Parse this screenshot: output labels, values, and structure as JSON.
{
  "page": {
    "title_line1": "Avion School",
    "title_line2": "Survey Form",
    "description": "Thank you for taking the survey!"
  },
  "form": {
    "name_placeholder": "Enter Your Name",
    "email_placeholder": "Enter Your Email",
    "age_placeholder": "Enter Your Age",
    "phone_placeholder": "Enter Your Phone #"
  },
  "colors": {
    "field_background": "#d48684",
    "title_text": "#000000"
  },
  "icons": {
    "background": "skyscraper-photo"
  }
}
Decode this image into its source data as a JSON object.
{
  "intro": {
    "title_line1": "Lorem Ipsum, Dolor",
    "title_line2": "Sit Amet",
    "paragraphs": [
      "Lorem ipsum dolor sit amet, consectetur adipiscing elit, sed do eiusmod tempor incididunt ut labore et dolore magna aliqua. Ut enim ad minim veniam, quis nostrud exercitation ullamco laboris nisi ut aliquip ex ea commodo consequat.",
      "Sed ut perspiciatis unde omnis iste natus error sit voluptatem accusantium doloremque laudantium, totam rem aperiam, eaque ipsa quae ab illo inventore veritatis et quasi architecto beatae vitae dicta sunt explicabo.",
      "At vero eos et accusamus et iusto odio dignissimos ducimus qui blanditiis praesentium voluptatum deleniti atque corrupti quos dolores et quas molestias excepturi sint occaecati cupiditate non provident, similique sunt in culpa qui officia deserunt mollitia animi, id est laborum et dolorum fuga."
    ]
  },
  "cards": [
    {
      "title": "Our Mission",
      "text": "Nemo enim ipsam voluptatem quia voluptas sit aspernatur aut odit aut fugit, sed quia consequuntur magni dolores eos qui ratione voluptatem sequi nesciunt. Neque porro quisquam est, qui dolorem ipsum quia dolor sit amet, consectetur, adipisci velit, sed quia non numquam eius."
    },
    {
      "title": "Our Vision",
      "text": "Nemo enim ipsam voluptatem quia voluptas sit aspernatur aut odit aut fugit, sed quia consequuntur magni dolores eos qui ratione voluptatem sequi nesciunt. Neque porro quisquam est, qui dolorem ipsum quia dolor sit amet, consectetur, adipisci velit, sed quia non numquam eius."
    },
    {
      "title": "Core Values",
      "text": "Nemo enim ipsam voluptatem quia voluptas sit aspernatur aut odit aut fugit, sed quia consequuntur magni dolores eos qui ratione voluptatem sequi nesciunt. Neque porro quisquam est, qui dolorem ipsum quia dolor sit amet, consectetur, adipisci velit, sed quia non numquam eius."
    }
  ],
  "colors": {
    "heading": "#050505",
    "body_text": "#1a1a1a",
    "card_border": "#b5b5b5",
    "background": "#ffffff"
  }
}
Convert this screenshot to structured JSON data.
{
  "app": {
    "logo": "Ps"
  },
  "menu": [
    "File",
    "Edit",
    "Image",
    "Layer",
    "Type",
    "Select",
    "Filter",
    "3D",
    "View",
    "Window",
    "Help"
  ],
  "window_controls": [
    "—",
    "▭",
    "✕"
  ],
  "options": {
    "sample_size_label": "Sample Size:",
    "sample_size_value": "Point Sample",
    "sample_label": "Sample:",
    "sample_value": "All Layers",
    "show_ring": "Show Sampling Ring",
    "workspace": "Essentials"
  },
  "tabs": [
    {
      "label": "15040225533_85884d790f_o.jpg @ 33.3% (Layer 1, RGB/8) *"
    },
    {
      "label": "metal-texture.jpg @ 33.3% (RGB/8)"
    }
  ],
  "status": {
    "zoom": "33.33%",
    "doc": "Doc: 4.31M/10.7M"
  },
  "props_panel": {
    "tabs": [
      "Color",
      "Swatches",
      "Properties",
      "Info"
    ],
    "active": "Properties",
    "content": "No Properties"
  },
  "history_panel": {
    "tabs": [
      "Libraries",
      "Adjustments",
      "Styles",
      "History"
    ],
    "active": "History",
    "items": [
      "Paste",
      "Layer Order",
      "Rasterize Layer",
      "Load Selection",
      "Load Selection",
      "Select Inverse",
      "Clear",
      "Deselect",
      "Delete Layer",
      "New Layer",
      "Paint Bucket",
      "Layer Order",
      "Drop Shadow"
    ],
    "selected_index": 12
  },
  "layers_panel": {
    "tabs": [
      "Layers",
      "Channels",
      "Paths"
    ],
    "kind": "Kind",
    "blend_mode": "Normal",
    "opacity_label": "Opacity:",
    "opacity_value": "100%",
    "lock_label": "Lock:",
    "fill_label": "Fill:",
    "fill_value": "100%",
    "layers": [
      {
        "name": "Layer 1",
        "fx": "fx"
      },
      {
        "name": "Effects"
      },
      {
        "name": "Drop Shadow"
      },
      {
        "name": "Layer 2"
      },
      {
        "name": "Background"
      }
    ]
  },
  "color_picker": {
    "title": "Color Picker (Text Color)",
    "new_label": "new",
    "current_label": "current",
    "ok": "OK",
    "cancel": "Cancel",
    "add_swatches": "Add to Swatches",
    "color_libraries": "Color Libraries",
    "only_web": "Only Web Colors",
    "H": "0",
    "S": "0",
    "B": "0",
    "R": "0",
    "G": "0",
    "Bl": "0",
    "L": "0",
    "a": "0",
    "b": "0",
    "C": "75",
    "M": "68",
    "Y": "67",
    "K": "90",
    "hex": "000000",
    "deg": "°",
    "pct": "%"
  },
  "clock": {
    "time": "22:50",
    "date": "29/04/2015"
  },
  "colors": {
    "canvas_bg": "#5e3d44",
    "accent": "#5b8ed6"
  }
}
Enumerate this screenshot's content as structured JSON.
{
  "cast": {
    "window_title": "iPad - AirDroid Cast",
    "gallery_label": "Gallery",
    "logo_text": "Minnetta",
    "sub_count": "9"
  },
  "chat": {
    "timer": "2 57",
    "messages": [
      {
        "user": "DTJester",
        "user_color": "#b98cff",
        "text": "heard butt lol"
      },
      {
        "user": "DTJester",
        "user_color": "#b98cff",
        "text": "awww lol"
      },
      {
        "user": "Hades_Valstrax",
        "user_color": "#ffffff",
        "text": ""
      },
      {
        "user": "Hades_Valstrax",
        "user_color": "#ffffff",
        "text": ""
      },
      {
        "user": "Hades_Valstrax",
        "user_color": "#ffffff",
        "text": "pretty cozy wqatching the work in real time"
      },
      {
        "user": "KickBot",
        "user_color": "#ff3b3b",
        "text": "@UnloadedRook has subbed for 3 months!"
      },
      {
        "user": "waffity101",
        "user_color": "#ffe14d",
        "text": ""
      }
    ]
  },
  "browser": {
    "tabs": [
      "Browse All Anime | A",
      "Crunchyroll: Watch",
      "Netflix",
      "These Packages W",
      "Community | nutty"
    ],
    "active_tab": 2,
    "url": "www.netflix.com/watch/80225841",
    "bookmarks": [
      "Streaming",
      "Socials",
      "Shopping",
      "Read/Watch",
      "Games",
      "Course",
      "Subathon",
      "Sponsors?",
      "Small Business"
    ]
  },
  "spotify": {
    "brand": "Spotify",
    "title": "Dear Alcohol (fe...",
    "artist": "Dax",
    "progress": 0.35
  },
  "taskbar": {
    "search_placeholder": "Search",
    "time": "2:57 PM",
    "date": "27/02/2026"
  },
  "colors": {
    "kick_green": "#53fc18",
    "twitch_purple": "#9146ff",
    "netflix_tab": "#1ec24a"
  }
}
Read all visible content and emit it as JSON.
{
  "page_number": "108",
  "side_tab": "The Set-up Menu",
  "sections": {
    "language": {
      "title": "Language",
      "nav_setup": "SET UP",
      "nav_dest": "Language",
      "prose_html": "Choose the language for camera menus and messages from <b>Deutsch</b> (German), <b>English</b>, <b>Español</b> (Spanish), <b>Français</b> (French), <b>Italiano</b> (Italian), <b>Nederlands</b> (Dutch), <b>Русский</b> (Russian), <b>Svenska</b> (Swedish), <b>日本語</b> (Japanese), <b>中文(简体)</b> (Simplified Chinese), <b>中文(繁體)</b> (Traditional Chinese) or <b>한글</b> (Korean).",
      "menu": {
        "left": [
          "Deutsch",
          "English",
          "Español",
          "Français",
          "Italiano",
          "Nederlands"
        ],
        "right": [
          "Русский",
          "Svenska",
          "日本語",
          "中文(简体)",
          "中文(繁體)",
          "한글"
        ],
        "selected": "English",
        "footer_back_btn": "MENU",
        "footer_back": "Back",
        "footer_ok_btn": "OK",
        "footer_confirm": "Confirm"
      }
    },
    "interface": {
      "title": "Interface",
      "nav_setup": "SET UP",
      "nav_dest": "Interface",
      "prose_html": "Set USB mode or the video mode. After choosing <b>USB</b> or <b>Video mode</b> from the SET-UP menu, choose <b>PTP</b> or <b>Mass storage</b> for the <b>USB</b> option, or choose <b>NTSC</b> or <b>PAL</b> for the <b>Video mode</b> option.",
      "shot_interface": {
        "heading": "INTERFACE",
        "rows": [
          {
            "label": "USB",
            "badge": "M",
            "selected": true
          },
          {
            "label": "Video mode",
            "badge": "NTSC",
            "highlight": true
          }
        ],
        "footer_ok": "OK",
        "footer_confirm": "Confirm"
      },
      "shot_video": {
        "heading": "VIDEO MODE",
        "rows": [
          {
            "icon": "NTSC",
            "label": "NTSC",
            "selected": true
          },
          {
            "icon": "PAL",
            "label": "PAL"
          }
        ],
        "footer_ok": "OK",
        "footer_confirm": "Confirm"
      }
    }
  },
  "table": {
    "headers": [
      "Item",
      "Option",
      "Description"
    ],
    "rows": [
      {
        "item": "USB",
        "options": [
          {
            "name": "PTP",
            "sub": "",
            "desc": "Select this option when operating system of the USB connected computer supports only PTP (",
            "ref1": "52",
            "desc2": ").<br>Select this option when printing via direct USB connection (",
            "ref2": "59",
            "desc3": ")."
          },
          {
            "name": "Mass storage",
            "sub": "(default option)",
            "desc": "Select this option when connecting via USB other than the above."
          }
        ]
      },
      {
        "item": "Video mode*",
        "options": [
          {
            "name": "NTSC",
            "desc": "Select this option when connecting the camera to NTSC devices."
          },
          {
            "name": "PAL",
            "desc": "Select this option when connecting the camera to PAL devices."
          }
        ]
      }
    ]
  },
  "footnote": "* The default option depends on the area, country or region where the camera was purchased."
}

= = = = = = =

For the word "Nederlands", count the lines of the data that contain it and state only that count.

■ **Answer space**
2